Eastern and Western cultures tend to exhibit the most noticeable differences in their approaches to definitions and transformations. Browaeys and Price (2015) describe the two counterparts as “being” and “doing”, with the latter being more focused on actions while the former concentrates on relationships. “Cross-cultural studies” (n.d.) states that the two paradigms employ different concepts of change, with “doing” demanding an immediate shift and “being” favouring a gradual transformation. An optimal approach in a diverse company would utilise a combination of the two methods, although uniting them may prove difficult due to their conflicting natures and potential employee rejection.
The intangible nature of culture and the need to answer the needs of a sizable and heterogeneous workforce make cultural change a challenging process.
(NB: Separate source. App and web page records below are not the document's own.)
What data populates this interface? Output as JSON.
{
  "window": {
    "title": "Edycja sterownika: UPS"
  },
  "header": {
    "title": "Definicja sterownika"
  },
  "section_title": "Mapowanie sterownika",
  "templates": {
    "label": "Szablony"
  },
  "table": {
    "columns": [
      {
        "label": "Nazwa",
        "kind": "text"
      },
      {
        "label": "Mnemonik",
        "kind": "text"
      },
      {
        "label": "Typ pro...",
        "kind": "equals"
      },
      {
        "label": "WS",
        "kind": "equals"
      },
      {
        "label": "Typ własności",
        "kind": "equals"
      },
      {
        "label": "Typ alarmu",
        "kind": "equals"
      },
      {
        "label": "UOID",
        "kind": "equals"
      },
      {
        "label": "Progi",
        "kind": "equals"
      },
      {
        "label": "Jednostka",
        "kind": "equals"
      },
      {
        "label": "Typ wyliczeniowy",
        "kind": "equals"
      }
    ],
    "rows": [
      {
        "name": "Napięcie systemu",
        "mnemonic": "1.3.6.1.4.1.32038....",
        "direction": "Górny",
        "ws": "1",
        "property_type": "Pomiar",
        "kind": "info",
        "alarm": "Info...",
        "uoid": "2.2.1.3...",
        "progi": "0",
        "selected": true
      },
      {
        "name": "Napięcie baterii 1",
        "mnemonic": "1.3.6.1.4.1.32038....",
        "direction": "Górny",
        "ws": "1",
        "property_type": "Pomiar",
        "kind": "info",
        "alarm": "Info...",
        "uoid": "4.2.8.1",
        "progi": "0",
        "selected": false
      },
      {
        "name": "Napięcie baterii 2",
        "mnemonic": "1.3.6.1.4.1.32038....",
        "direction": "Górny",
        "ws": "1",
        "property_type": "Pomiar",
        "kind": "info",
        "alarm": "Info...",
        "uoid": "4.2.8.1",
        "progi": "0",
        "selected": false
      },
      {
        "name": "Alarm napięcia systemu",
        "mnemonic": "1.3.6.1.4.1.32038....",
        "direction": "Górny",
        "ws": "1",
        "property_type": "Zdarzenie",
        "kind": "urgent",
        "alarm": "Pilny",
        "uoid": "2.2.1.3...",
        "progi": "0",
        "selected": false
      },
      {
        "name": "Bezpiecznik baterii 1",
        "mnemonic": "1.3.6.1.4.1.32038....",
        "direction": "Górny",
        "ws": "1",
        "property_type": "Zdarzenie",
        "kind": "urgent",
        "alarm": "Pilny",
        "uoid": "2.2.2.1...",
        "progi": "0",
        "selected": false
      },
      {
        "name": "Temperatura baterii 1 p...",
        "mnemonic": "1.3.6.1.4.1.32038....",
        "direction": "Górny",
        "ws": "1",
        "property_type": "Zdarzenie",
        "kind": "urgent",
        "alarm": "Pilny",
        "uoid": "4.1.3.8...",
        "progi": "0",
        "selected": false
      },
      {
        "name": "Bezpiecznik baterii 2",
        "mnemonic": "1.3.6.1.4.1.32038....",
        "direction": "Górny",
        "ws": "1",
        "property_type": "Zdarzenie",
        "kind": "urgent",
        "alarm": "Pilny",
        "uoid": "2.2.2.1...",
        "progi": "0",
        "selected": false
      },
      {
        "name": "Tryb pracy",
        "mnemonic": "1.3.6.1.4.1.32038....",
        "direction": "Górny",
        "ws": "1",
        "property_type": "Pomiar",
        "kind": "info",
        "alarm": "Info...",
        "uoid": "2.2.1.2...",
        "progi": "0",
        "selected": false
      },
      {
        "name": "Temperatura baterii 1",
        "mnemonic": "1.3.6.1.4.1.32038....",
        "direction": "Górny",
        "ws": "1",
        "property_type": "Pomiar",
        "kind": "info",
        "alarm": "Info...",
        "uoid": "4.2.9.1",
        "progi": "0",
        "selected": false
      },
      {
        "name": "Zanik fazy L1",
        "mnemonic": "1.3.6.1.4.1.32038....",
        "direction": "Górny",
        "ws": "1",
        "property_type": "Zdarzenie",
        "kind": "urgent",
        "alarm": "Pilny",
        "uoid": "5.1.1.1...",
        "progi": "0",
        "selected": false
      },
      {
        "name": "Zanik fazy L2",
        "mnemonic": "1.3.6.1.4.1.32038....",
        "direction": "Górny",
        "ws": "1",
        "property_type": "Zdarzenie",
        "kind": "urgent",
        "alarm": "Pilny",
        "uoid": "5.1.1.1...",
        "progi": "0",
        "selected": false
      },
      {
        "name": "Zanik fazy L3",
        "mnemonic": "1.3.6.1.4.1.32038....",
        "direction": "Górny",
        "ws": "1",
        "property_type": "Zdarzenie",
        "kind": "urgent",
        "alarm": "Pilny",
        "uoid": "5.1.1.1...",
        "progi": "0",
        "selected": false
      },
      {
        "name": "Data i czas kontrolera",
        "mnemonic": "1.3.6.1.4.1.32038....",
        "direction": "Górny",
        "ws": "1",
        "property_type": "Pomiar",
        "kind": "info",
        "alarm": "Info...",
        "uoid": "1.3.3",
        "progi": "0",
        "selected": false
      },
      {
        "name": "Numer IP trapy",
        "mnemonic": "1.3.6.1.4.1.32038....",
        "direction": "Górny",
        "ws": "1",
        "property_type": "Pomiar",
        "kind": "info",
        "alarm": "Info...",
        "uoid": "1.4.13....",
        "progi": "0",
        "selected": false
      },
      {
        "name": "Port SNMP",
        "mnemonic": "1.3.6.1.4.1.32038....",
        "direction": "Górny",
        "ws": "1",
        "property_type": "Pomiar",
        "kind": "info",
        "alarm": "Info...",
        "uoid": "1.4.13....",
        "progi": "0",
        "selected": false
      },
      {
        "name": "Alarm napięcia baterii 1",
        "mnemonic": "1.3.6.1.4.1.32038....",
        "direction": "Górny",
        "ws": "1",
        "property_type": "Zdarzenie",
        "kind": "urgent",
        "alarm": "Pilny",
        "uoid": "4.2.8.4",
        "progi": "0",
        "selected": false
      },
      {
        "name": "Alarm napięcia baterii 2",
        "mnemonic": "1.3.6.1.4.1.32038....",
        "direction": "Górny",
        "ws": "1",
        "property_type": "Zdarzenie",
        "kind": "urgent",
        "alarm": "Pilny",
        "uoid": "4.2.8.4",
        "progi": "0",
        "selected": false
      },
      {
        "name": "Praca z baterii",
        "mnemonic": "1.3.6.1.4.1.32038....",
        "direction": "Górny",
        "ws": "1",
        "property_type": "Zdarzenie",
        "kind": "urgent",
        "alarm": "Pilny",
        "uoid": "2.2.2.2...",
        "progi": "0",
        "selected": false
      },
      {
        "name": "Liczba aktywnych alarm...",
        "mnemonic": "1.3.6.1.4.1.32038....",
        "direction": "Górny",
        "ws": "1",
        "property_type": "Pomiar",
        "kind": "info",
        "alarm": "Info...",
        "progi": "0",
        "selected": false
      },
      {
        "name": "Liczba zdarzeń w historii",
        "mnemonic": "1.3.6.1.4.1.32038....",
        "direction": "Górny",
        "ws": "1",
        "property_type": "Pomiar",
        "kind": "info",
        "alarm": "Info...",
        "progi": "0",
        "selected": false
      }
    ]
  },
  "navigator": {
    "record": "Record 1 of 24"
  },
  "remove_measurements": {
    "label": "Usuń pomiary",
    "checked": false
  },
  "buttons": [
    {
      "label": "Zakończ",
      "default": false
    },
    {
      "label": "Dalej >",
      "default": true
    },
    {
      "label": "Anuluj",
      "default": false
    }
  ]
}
According to Hacker (2015), the task demands a change in the basic semi-conscious perceptions of individuals and cannot be achieved with only modifications to policies, procedures, or structure. However, the alterations also cannot alienate the original founding staff of the organisation that was responsible for forming the initial culture. Alvesson and Svenningsson (2015) note that the ability of top management to provoke positive alterations in companies is still in question. It is possible that the goal cannot be achieved consistently using the current knowledge on cultural change, and leaders have to rely on their beliefs and take risks if they want to try.
There exists a multitude of factors that differentiate people, and taking them all into account to promote acceptance and diversity is a challenging task. Various cultures employ fundamentally different approaches to organisation and transformation, making unification a desirable but often unrealistic goal. The process is a matter of balancing the imprecise perception and beliefs of various staff members, which may not be possible for upper management employees. Nevertheless, the effort should be encouraged, and further research of successes is necessary.
Alvesson, M., & Sveningsson, S. (2015). Changing organizational culture: Cultural change work in progress. New York, NY: Routledge.
Browaeys, M.-J., & Price, R. (2015). Understanding cross-cultural management (3rd ed.). Harlow, England: Pearson Education.
Cross-cultural studies. (n.d.). Retrieved from
Hacker, S. K. (2015). Leading cultural transformation. Journal for Quality & Participation, 37(4), 13-16.
Saintilan, P., & Schreiber, P. (2017). Managing organizations in the creative economy: Organizational behaviour for the cultural sector. Abingdon-on-Thames, United Kingdom: Routledge.